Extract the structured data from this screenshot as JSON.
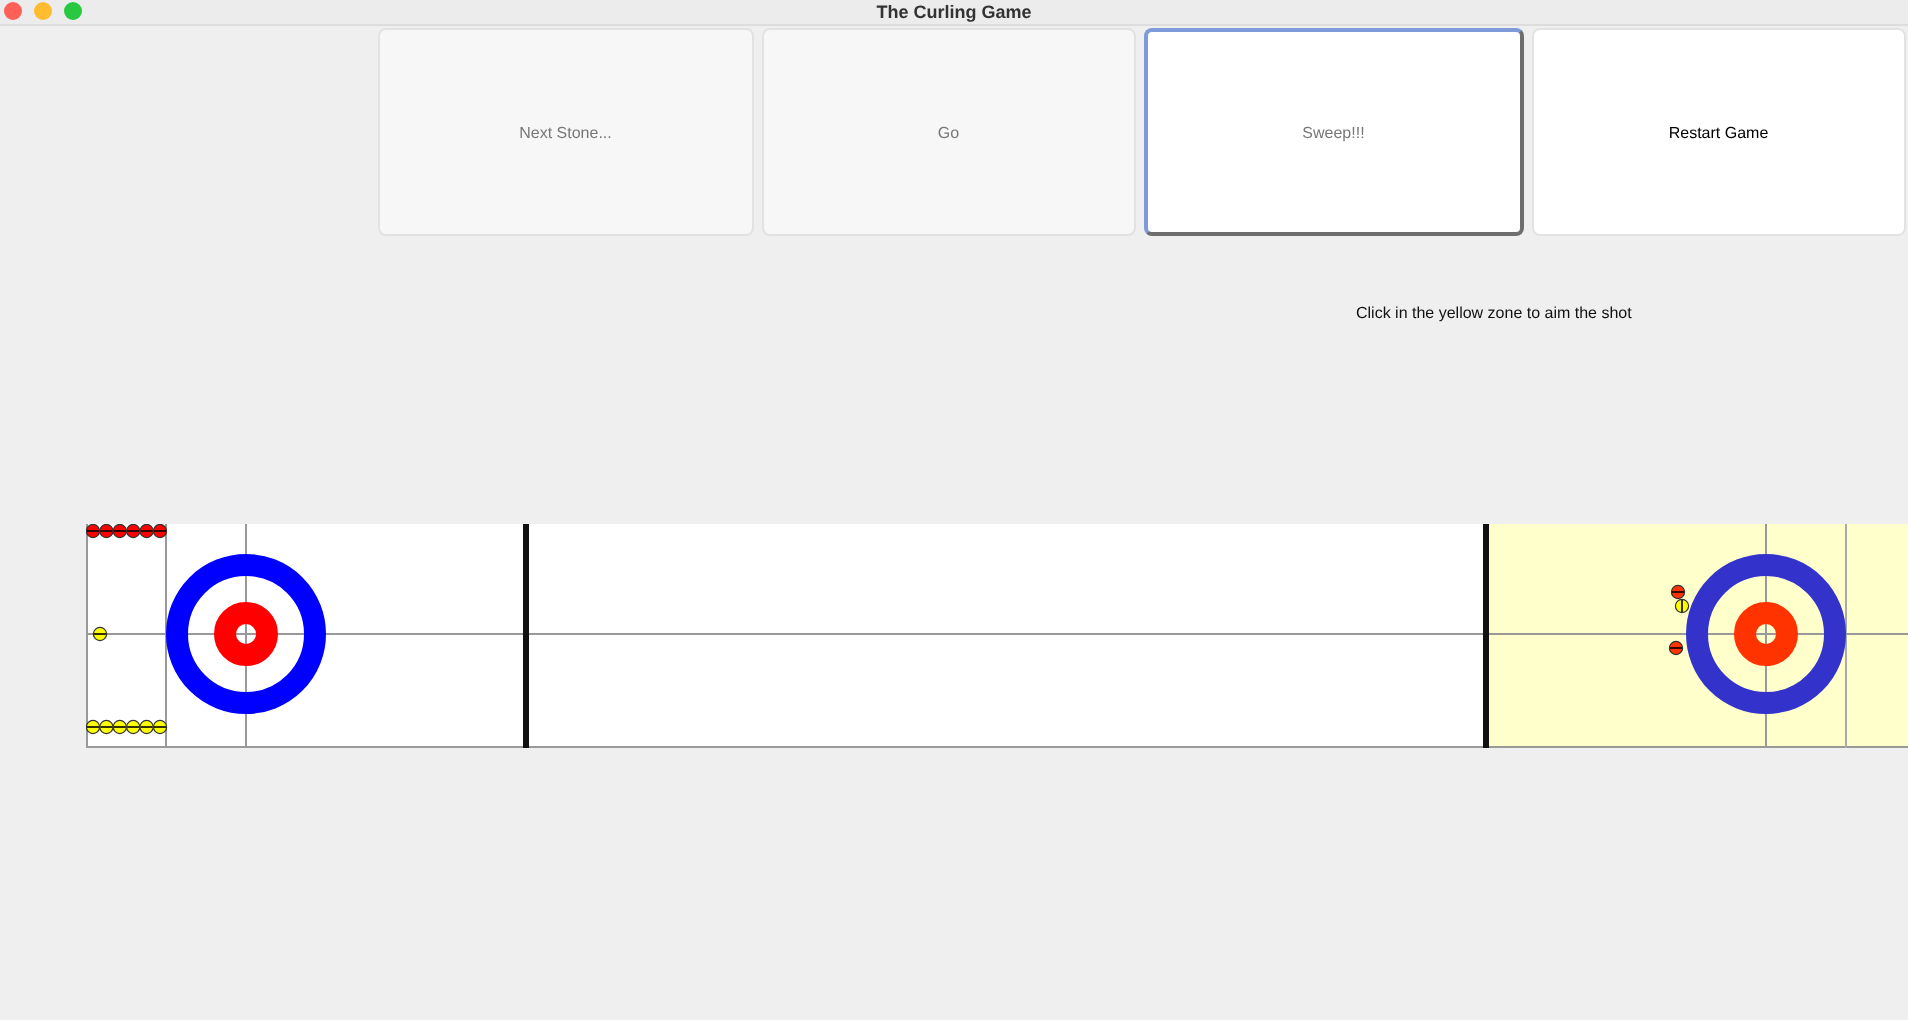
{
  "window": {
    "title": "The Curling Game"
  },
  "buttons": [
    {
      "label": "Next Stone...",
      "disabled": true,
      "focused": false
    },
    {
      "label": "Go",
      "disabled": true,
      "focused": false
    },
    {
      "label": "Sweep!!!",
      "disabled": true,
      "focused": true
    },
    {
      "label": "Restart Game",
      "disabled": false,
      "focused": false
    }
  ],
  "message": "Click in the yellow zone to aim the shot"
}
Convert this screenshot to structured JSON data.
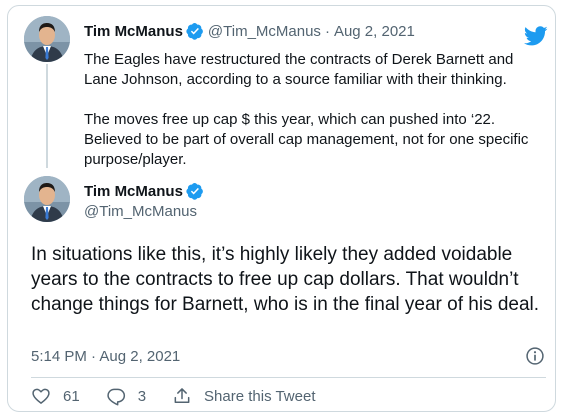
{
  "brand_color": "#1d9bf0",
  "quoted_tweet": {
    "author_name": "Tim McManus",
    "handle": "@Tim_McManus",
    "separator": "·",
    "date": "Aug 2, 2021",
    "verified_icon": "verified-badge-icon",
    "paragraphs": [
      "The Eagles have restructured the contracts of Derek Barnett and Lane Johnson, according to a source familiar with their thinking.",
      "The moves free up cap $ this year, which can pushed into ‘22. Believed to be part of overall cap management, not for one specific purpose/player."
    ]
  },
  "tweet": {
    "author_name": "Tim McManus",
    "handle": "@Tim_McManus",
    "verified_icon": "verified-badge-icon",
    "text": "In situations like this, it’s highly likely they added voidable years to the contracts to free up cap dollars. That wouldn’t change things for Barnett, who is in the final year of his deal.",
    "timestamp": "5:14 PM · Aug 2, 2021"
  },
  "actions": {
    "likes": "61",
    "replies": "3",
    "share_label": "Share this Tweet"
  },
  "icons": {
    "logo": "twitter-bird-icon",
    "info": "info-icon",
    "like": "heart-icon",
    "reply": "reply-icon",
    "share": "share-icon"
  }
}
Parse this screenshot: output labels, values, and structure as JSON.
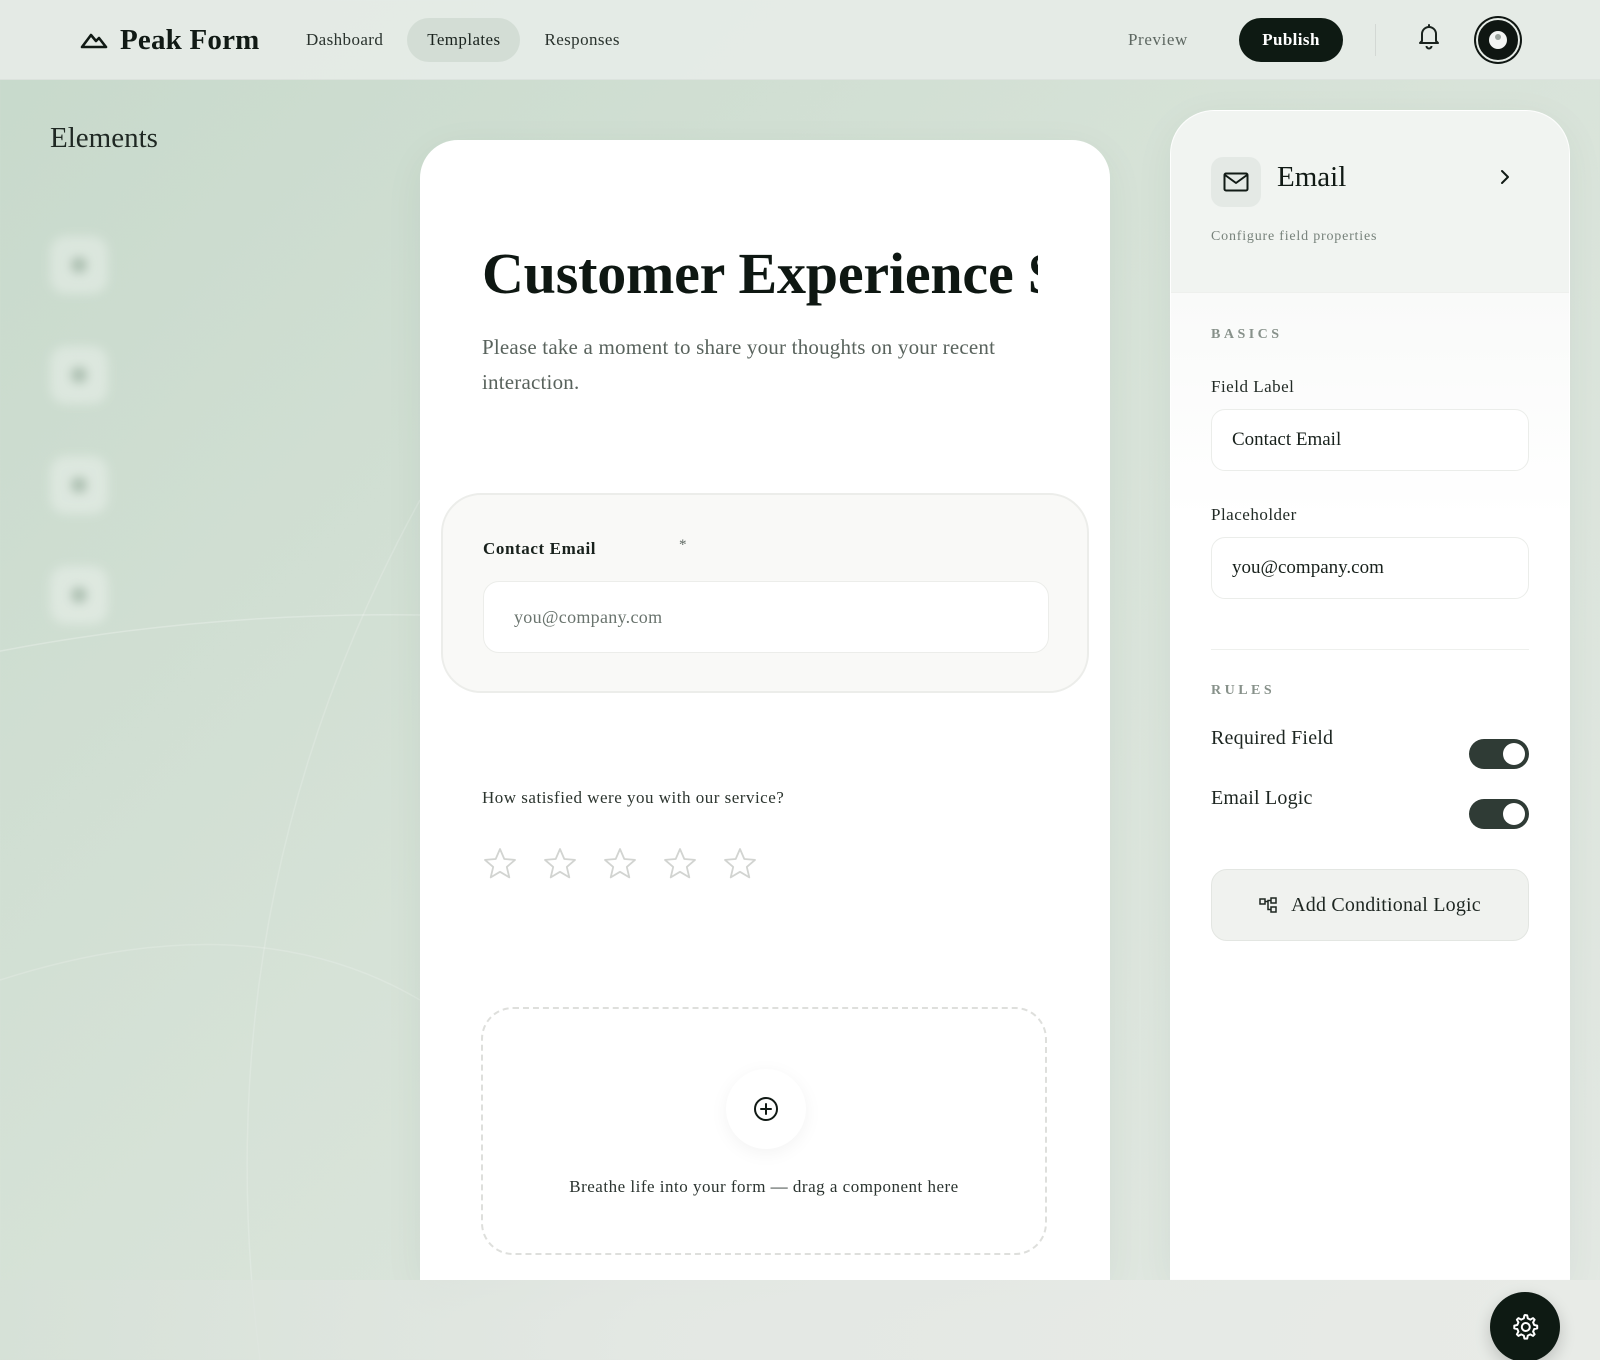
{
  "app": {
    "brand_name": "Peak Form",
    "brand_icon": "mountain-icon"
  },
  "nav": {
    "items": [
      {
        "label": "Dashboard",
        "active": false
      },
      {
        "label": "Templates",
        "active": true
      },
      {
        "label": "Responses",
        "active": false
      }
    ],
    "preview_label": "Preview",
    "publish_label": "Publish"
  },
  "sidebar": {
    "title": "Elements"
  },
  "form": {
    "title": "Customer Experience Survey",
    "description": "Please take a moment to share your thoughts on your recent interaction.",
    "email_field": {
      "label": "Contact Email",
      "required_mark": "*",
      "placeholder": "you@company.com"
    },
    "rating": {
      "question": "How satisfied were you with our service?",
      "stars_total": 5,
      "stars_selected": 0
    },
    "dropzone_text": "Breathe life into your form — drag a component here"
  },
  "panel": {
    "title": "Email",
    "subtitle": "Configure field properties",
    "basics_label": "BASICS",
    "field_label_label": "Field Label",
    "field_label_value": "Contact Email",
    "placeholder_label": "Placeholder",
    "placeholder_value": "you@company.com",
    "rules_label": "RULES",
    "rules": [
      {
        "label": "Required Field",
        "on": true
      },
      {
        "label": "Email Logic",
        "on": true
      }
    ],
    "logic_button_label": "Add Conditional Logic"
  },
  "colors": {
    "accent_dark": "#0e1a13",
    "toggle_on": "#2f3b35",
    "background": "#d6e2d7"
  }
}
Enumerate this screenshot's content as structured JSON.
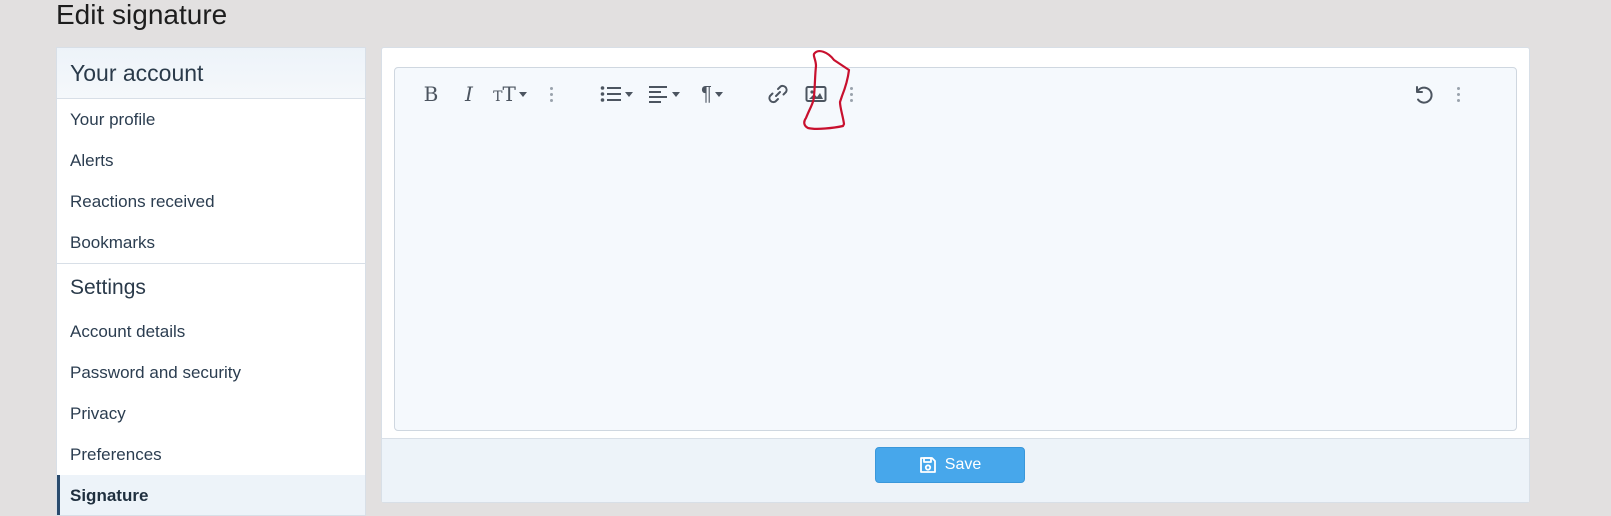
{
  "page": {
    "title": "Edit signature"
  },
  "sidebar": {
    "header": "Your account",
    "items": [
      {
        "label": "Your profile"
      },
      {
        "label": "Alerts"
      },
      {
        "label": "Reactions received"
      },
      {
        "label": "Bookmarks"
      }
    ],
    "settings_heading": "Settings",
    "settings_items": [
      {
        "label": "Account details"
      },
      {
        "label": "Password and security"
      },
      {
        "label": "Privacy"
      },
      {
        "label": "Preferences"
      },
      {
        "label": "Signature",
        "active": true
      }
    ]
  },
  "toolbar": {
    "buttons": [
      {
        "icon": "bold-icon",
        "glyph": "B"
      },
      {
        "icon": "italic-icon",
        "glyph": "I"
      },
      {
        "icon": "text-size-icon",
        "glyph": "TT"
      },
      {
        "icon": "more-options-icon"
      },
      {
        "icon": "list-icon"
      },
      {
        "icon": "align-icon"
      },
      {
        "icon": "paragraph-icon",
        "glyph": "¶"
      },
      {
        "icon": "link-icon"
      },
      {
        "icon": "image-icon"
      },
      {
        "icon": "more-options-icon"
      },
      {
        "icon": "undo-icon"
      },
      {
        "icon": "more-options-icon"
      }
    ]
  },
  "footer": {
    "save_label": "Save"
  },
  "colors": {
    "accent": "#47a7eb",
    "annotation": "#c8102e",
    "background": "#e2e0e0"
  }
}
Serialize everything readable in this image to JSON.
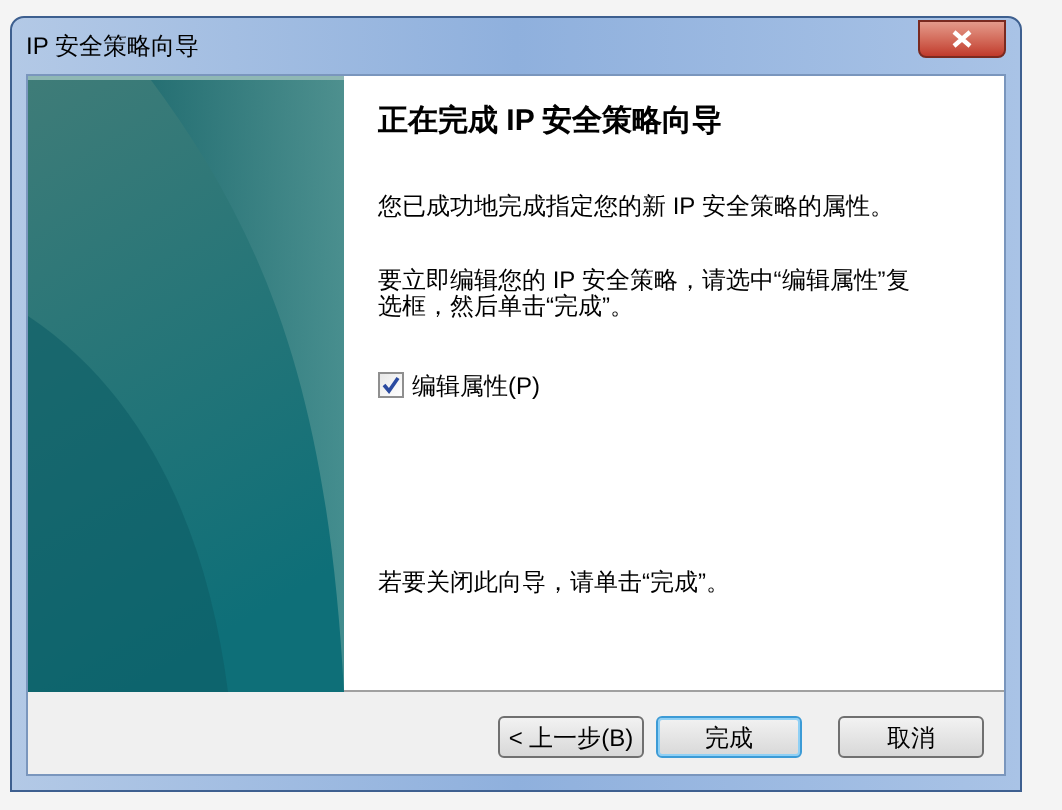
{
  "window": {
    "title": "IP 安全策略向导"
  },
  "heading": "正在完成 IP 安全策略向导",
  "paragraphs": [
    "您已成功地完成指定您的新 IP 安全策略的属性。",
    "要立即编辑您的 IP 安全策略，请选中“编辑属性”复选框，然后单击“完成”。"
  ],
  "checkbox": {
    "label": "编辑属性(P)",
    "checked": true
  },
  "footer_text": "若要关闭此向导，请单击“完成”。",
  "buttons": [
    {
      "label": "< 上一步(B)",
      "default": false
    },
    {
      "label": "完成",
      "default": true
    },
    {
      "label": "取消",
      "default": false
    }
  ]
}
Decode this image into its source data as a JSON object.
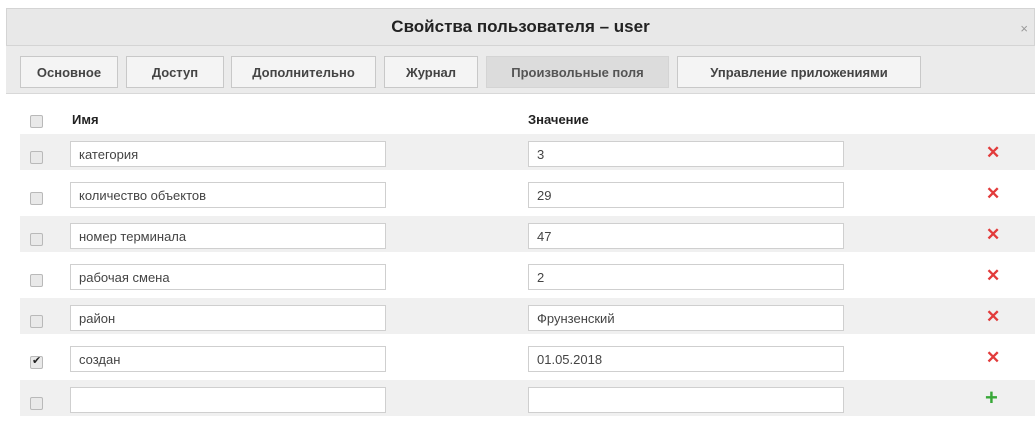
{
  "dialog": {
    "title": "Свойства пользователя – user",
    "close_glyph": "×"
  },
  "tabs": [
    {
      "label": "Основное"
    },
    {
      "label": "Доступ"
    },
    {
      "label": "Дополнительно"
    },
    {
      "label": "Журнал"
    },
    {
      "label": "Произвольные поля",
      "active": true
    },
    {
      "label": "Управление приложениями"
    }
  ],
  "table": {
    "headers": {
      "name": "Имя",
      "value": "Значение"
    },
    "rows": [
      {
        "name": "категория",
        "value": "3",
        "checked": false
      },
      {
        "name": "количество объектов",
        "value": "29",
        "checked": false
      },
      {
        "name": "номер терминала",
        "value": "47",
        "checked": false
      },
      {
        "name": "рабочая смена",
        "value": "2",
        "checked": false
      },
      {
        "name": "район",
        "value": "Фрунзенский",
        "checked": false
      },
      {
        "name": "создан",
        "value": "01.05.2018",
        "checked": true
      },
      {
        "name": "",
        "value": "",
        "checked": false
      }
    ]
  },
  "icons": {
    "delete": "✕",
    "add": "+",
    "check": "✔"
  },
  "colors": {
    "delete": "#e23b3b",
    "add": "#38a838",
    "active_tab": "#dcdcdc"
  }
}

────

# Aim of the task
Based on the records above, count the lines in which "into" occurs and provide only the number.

# Task solution
3